Abandoning the hatred and racial issues that permeated his last film, DO THE RIGHT THING, director-producer-writer Spike Lee focuses specifically on the life and times of Bleek Gilliam, a fictional but ambitious black jazz trumpeter, in MO’ BETTER BLUES. The trumpet player, who is on the verge of hitting the big time, is forced to choose between his trumpet and the two women he loves.
Bleek is born and reared in Brooklyn by middle-class parents who care a great deal about him. In fact, Bleek’s Mom sees that he practices his trumpet before playing with friends. Bleek becomes good, extremely good, so that by his twenties, he has his own band, poised on the verge of major success.

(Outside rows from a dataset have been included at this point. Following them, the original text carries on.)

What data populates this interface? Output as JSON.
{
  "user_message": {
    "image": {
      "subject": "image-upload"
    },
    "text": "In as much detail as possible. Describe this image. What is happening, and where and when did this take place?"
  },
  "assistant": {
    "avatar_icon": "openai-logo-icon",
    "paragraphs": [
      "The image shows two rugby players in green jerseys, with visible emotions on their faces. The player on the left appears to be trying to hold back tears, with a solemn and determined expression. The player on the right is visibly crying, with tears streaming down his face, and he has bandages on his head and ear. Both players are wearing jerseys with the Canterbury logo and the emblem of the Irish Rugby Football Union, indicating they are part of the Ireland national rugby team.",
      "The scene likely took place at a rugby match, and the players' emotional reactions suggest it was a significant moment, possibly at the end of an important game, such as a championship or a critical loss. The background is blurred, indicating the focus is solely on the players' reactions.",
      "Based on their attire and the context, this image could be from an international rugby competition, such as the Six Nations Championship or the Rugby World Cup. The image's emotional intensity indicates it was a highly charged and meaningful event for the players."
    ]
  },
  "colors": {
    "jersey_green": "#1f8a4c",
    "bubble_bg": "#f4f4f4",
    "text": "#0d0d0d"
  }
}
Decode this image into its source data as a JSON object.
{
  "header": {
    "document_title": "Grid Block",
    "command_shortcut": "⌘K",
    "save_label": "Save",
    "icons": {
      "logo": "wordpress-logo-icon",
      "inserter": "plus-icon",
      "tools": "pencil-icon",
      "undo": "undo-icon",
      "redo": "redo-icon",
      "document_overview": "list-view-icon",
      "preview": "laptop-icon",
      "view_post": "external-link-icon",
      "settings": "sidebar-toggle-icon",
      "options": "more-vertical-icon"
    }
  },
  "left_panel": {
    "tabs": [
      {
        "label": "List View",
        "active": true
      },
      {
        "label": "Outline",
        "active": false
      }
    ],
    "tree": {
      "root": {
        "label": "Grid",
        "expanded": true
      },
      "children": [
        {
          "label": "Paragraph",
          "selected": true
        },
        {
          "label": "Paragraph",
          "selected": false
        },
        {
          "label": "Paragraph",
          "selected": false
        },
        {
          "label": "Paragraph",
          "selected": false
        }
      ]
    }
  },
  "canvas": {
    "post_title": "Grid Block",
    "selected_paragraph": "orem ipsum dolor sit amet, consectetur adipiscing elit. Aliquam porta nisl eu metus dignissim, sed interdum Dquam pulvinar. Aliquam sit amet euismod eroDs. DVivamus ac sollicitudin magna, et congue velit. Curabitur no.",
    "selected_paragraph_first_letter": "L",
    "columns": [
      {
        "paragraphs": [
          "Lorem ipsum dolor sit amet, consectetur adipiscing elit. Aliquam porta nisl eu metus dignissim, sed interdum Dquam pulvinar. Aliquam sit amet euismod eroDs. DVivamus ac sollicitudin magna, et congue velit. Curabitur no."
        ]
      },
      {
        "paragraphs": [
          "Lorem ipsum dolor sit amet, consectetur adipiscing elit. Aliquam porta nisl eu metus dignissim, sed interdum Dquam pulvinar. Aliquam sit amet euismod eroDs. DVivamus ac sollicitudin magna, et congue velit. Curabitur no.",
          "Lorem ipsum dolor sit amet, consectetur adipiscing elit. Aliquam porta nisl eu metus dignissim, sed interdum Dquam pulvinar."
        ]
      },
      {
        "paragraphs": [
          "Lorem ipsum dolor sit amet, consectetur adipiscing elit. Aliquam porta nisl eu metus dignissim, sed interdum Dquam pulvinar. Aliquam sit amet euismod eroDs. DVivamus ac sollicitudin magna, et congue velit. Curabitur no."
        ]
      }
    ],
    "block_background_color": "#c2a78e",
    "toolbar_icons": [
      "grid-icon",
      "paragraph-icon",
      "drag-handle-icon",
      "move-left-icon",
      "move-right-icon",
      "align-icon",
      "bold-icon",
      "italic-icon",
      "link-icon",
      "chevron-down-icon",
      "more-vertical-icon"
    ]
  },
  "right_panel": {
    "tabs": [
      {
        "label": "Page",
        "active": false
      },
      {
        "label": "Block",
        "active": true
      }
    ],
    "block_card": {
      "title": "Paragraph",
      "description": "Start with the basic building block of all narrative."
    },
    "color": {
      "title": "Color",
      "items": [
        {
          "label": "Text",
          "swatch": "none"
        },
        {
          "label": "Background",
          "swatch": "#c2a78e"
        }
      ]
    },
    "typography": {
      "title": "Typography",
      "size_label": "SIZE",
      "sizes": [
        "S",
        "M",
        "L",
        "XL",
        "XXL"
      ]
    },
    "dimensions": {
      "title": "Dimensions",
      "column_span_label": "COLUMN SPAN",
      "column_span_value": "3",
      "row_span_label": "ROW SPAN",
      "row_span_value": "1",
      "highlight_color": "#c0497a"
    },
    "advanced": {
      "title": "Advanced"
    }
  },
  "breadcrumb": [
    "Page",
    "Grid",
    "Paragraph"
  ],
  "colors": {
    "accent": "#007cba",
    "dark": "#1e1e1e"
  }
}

Now the film starts to probe Bleek’s soul. Bleek is self-centered, and doesn’t give it a second thought. He plays around with both his girlfriends, but has little room in his life for either one. Indigo, a soft-spoken elementary schoolteacher, wants a quiet life with Bleek. Clarke, an aspiring singer, also demands that Bleek make more of an effort to include her in his life, but wants her own success as well.
Bleek’s manager, Giant, and the band, the Bleek Quintet, want to enjoy success and whatever else life has to offer. The club owners are happy just to add up profits. In the end, all these lives are turned upside down, though most make something of themselves because of good friends and family, as well as talent and hard work.
Despite the creative genius displayed by Spike Lee, the film’s first half takes a little patience. Though it is rich in thoughts, moods and feelings, it is short on storytelling. There is so much dialogue one wonders where it all is heading.
Then, in the last half, the story threads are pulled taut to reveal the purpose of all that came before. Family values and the continuity of life emerge as triumphant themes that shape relationships and careers, thus bringing meaning into shallow lives. A quote from John Coltrane appears before the film credits indicating that God’s hand and purpose shows through in all things, working somehow.
The Christian movie-going public, however, does not need to see MO’ BETTER BLUES to realize that point. Much of the film has profanity, obscenity, nudity, promiscuity, and graphic sexual scenes. One scene is so violent that you will have to look away. Spike Lee, who has a reputation for shocking audiences, does not let up here, as he includes the birth of a baby that clearly shows the moment of birth.
Although the language and situations are utterly crude, there is not one false move, false word or strained plot device to break the flow of the story. The rich jazz score is persistent, insistent, incessant. It cues your moods to scenes and carries you along. You will rarely hear better. Perhaps a couple of Academy Award nominations are in order: Best Musical Score and Best Director are possibilities.
Lee, who is eager to dispel the musty mythology that previously served to ghetto-ize jazz in movies, doesn’t want MO’ BETTER BLUES thought of as simply a jazz film. Co-producer Monty Ross says, “It deals with a man’s life and incorporates jazz. The principles that it teaches about love and life are universal, and the principle is that love conquers all.”
The point that needs to be made about this man who loves his trumpet and two women but can’t have it all is not that love conquers all (for only God’s love conquers all), but that great talent demands good stewardship and a healthy awe of the Lord who gave one the talent in the first place. Bleek makes the adolescent comment that “the mo’ better makes it mo’ better,” when, in fact, only the grace of God makes life “mo’ better”. Spike’s self-indulgence in this film shows that he needs to learn this lesson.
Several profanities and obscenities; nudity, promiscuity and graphic sexual scenes; graphic violence; and, gambling